US Navy Appears to Equate Religious Sailors with Racists, Bigots
What used to be taboo has now become widely accepted by the Defense Department.
– Airman 1st Class Kristan Campbell, 432nd Wing/432nd Air Expeditionary Wing
Secretary of the Navy Ray Mabus oversees the entire US Navy. He recently lauded the Department of Defense’s diversity — by seeming to denigrate a “diverse” view held by many US Sailors and their fellow troops.
During the Pentagon’s celebration of “LGBT Pride Month,” Secretary Mabus gave a speech (video) lauding the day. After describing the now-repealed DADT as “morally wrong,” Secretary Mabus seemed to equate those who opposed DADT repeal — that is, a large portion of religious American citizens and US troops — with racists and bigots [emphasis added]:
Throughout this debate…those opposing the repeal of Don’t Ask, Don’t Tell used exactly the same flawed logic as those who had earlier opposed racial integration or gender integration…
That’s a suggestion that is not only an insult to the professionalism of our armed forces, but it undermines our core values as service men and women and as Americans.
This is not an insignificant statement. The US military is only five years separated from allowing homosexuals to openly serve — meaning many who opposed repeal, for religious and other reasons, may yet still be serving. Those are the same troops who were told they would not be required to change their beliefs about homosexuality, and that they could still express those beliefs without reprisal.

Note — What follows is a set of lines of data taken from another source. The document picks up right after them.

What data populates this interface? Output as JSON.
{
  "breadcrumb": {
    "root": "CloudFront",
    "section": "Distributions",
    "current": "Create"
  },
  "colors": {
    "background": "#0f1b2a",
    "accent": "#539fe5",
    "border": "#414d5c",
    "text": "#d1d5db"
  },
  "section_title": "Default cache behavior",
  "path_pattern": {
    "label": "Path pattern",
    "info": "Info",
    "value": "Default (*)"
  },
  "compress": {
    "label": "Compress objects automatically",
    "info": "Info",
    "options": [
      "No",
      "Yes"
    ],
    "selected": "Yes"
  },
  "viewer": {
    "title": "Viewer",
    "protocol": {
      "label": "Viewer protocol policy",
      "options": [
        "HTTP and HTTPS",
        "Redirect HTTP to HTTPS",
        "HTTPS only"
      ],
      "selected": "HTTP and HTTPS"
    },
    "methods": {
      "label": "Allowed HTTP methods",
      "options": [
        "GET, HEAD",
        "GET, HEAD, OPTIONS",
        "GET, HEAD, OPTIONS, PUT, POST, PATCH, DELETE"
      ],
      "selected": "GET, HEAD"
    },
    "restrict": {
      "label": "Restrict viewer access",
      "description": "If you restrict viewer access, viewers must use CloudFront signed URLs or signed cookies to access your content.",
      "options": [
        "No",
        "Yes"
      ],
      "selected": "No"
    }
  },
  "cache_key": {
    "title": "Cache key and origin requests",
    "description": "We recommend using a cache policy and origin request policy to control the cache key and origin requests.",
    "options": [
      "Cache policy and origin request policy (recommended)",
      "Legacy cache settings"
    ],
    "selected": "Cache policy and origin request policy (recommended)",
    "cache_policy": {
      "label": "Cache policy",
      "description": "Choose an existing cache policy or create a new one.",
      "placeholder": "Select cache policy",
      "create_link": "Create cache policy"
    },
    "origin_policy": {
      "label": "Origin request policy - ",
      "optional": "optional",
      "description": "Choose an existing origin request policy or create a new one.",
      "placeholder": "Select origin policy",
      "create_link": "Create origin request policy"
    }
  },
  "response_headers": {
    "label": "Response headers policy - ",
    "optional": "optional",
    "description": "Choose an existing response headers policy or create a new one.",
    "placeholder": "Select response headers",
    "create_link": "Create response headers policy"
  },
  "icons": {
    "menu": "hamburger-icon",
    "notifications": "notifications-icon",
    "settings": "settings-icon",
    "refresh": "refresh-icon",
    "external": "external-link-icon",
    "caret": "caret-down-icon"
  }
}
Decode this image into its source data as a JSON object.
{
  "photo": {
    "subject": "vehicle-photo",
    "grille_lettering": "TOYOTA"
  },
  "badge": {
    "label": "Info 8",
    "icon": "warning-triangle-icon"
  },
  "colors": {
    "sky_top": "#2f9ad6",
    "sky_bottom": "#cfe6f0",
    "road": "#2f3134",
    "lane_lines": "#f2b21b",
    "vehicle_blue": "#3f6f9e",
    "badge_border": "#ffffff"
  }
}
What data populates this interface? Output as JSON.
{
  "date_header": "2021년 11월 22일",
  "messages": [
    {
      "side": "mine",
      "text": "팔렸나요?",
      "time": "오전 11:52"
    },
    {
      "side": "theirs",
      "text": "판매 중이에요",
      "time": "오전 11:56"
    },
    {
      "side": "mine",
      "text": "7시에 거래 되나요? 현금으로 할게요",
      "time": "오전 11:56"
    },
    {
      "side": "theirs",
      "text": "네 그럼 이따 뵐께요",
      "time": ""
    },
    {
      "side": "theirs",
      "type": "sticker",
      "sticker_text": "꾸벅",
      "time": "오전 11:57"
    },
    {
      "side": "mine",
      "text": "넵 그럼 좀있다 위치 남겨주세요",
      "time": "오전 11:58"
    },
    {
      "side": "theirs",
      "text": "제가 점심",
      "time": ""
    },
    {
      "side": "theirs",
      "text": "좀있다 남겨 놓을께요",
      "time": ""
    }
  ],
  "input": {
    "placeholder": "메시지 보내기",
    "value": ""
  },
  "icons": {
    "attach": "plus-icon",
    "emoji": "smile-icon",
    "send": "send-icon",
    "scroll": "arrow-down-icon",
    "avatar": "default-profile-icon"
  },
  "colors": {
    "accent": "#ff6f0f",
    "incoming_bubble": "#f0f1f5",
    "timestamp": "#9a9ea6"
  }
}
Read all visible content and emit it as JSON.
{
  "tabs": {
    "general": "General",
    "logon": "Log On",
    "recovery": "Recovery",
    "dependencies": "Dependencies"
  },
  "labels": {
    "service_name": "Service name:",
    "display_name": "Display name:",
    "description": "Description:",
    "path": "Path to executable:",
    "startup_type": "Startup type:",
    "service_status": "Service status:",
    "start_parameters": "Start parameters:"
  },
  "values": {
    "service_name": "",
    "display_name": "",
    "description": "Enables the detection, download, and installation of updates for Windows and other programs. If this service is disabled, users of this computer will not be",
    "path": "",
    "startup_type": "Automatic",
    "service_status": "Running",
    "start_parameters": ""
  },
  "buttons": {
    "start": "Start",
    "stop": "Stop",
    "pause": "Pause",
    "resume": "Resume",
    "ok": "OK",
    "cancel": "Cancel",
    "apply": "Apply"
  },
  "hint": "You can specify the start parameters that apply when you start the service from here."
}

Remember, the military’s report on DADT repeal said nearly a full third of the US military — including about half of the US Marine Corps, which Secretary Mabus directly oversees — outright believed repeal would be a bad thing.
Does the Secretary of the Navy believe all of these Airmen, Soldiers, Marines and Sailors are no better than racists or bigots?
What are his subordinates who have moral or religious objections to homosexuality to think now that the leader of their entire Service seemed to declare parts of their religious beliefs immoral and bigoted?
Intentionally or not, the message appears to be that opposition to the acceptance of homosexuality, however religiously or morally sincere, is not an acceptable belief system. In fact, not only is opposition unacceptable, but support is expected — as when Vice President Joseph Biden gave praise by-name to a West Point cadet during their graduation ceremony, highlighting that the cadet was homosexual.
To be clear, the military hasn’t cited any problems with the conduct of those who oppose acceptance of homosexuality. Rather, it seems mere beliefs that, say, call homosexual behavior a sin are little different than the beliefs held by those who look down on racial minorities.
This characterization, should it be official policy, has serious implications. For example, the US military categorizes groups that advocate “racial intolerance” as “extremist” — and severely restricts the ability of US troops to participate in those groups. (See, for example, DoDI 1325.06 on “Prohibited Activities”.)
If opposition to the acceptance and promotion of homosexuality is no different than racism, will the US military soon categorize churches, mosques, and synagogues that preach against homosexuality as “extremist” and restrict US troops from participating in those “groups”?
If during this month of “pride” the US military is supposed to reaffirm, as President Obama said, “belief in the dignity of all Americans,” where has the US military reaffirmed the dignity of those who, consistent with their constitutionally-protected religious beliefs, do not agree with the promotion of homosexual behavior?
Or is their diversity of thought, culture, and belief unworthy of respect and dignity?
Secretary of the Air Force Deborah Lee James weighed in on the topic as well, saying (video):
In fact, we now depend on diversity of thought, background, and culture. The things that make us unique are the same things that make us strong.
As both Secretaries said, the US military claims it values diversity.
Some might think, though, that when it comes to religion and sexual behavior, certain kinds of diversity are more valued than others.